Glacier National Park is a nearby draw, and for those not staying in the park the small-town feel of Whitefish’s storefronts and restaurants can be infectious. Winter visitors can take to the slopes at the Whitefish Mountain Resort, while summer recreation may include activities as involved as canoeing or paddle boarding on Whitefish Lake, or sipping cocktails at The Lodge at Whitefish Lake.
Yes, you can still pan for gold in Mariposa County, at the gates of Yosemite National Park. You can’t pan for gold in the park, but visitors wanting to explore California’s Gold Rush history can the California State Mining and Mineral Museum or take a gold panning course before heading out to the Merced River to attempt it for themselves before heading in to take in the natural beauty of the National Park.
Convenient to both Portland and Bangor, Maine’s Central Coast is the destination for all things stereotypically Maine: lobster boils, charming seaside towns with quiet local general stores, and secluded coves for beach picnics. The best way to get out on the water and see the scenery is on a multi-night windjammer cruise with the Maine Windjammer Association onboard one of their historic windjammers (the oldest is over 150 years old!)
In the winter, it’s a ski resort like many others in the Colorado Rockies. In the summer, the town of Hayden has sunshine and cool weather made for outdoor dining and lazy mornings exploring street fairs and small-town shopping.

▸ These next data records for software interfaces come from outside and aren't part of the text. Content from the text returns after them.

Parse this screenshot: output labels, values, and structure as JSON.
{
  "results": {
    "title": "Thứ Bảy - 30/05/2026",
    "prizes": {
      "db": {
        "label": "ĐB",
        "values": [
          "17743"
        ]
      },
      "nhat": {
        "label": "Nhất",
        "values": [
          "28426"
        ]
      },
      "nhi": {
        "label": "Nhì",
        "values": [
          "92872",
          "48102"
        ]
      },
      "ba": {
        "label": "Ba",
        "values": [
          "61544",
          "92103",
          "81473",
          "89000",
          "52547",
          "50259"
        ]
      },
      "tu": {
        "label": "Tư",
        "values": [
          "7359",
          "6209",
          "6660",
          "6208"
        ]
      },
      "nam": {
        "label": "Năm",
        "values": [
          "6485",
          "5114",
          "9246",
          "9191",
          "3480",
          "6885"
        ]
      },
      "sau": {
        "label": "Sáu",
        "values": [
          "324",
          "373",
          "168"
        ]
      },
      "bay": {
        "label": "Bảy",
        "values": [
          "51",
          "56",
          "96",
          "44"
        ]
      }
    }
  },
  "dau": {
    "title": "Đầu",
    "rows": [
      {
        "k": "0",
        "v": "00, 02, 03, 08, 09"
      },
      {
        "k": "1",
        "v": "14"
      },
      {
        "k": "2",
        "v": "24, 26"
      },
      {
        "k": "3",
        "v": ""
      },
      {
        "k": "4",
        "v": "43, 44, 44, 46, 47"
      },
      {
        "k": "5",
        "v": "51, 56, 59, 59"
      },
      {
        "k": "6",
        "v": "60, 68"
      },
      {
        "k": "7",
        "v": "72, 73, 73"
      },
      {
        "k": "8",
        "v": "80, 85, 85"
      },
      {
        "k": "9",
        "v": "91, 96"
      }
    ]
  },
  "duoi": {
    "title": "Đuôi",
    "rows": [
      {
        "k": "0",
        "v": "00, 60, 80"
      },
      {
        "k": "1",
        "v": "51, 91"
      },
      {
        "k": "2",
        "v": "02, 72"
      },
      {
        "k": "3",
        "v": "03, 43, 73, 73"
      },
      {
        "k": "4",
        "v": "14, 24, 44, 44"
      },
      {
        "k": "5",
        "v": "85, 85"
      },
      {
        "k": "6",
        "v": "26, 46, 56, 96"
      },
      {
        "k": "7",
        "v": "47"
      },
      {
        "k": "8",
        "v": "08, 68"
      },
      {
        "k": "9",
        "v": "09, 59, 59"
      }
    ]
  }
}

Nearby, outdoor recreation abounds with hikes to Fish Creek Falls, summer concerts at Yampa River Botanic Park, or dips in Strawberry Park Natural Hot Springs.